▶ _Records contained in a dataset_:
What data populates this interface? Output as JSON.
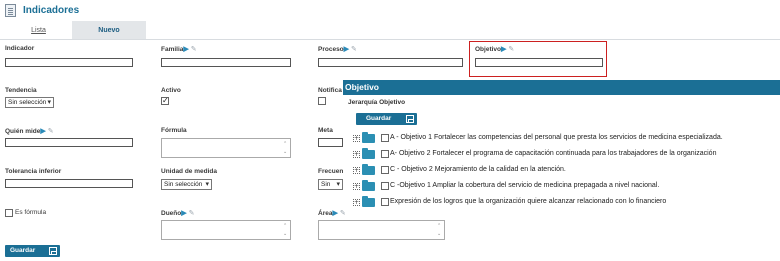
{
  "header": {
    "title": "Indicadores"
  },
  "tabs": [
    {
      "label": "Lista"
    },
    {
      "label": "Nuevo"
    }
  ],
  "form": {
    "indicador": {
      "label": "Indicador",
      "value": ""
    },
    "familia": {
      "label": "Familia",
      "value": ""
    },
    "proceso": {
      "label": "Proceso",
      "value": ""
    },
    "objetivo": {
      "label": "Objetivo",
      "value": ""
    },
    "tendencia": {
      "label": "Tendencia",
      "selected": "Sin selección"
    },
    "activo": {
      "label": "Activo",
      "checked": true
    },
    "notificar": {
      "label": "Notifica",
      "checked": false
    },
    "quien_mide": {
      "label": "Quién mide",
      "value": ""
    },
    "formula": {
      "label": "Fórmula",
      "value": ""
    },
    "meta": {
      "label": "Meta",
      "value": ""
    },
    "tolerancia_inferior": {
      "label": "Tolerancia inferior",
      "value": ""
    },
    "unidad_medida": {
      "label": "Unidad de medida",
      "selected": "Sin selección"
    },
    "frecuencia": {
      "label": "Frecuen",
      "selected": "Sin selecc"
    },
    "es_formula": {
      "label": "Es fórmula",
      "checked": false
    },
    "dueno": {
      "label": "Dueño",
      "value": ""
    },
    "area": {
      "label": "Área",
      "value": ""
    }
  },
  "save_label": "Guardar",
  "popup": {
    "title": "Objetivo",
    "subtitle": "Jerarquía Objetivo",
    "save_label": "Guardar",
    "items": [
      {
        "text": "A - Objetivo 1 Fortalecer las competencias del personal que presta los servicios de medicina especializada."
      },
      {
        "text": "A- Objetivo 2 Fortalecer el programa de capacitación continuada para los trabajadores de la organización"
      },
      {
        "text": "C - Objetivo 2 Mejoramiento de la calidad en la atención."
      },
      {
        "text": "C -Objetivo 1 Ampliar la cobertura del servicio de medicina prepagada a nivel nacional."
      },
      {
        "text": "Expresión de los logros que la organización quiere alcanzar relacionado con lo financiero"
      }
    ]
  },
  "colors": {
    "accent": "#1b6f95",
    "highlight_border": "#cc2020",
    "folder": "#2b8fb3"
  },
  "icons": {
    "header": "list-icon",
    "label_arrow": "arrow-right-icon",
    "label_pin": "pencil-icon",
    "save": "floppy-disk-icon",
    "tree_expand": "plus-icon",
    "tree_node": "folder-icon"
  }
}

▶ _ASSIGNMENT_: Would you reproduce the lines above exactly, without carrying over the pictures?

▶ _RESULT OF THIS TASK_:
What data populates this interface? Output as JSON.
{
  "header": {
    "title": "Indicadores"
  },
  "tabs": [
    {
      "label": "Lista"
    },
    {
      "label": "Nuevo"
    }
  ],
  "form": {
    "indicador": {
      "label": "Indicador",
      "value": ""
    },
    "familia": {
      "label": "Familia",
      "value": ""
    },
    "proceso": {
      "label": "Proceso",
      "value": ""
    },
    "objetivo": {
      "label": "Objetivo",
      "value": ""
    },
    "tendencia": {
      "label": "Tendencia",
      "selected": "Sin selección"
    },
    "activo": {
      "label": "Activo",
      "checked": true
    },
    "notificar": {
      "label": "Notifica",
      "checked": false
    },
    "quien_mide": {
      "label": "Quién mide",
      "value": ""
    },
    "formula": {
      "label": "Fórmula",
      "value": ""
    },
    "meta": {
      "label": "Meta",
      "value": ""
    },
    "tolerancia_inferior": {
      "label": "Tolerancia inferior",
      "value": ""
    },
    "unidad_medida": {
      "label": "Unidad de medida",
      "selected": "Sin selección"
    },
    "frecuencia": {
      "label": "Frecuen",
      "selected": "Sin selecc"
    },
    "es_formula": {
      "label": "Es fórmula",
      "checked": false
    },
    "dueno": {
      "label": "Dueño",
      "value": ""
    },
    "area": {
      "label": "Área",
      "value": ""
    }
  },
  "save_label": "Guardar",
  "popup": {
    "title": "Objetivo",
    "subtitle": "Jerarquía Objetivo",
    "save_label": "Guardar",
    "items": [
      {
        "text": "A - Objetivo 1 Fortalecer las competencias del personal que presta los servicios de medicina especializada."
      },
      {
        "text": "A- Objetivo 2 Fortalecer el programa de capacitación continuada para los trabajadores de la organización"
      },
      {
        "text": "C - Objetivo 2 Mejoramiento de la calidad en la atención."
      },
      {
        "text": "C -Objetivo 1 Ampliar la cobertura del servicio de medicina prepagada a nivel nacional."
      },
      {
        "text": "Expresión de los logros que la organización quiere alcanzar relacionado con lo financiero"
      }
    ]
  },
  "colors": {
    "accent": "#1b6f95",
    "highlight_border": "#cc2020",
    "folder": "#2b8fb3"
  },
  "icons": {
    "header": "list-icon",
    "label_arrow": "arrow-right-icon",
    "label_pin": "pencil-icon",
    "save": "floppy-disk-icon",
    "tree_expand": "plus-icon",
    "tree_node": "folder-icon"
  }
}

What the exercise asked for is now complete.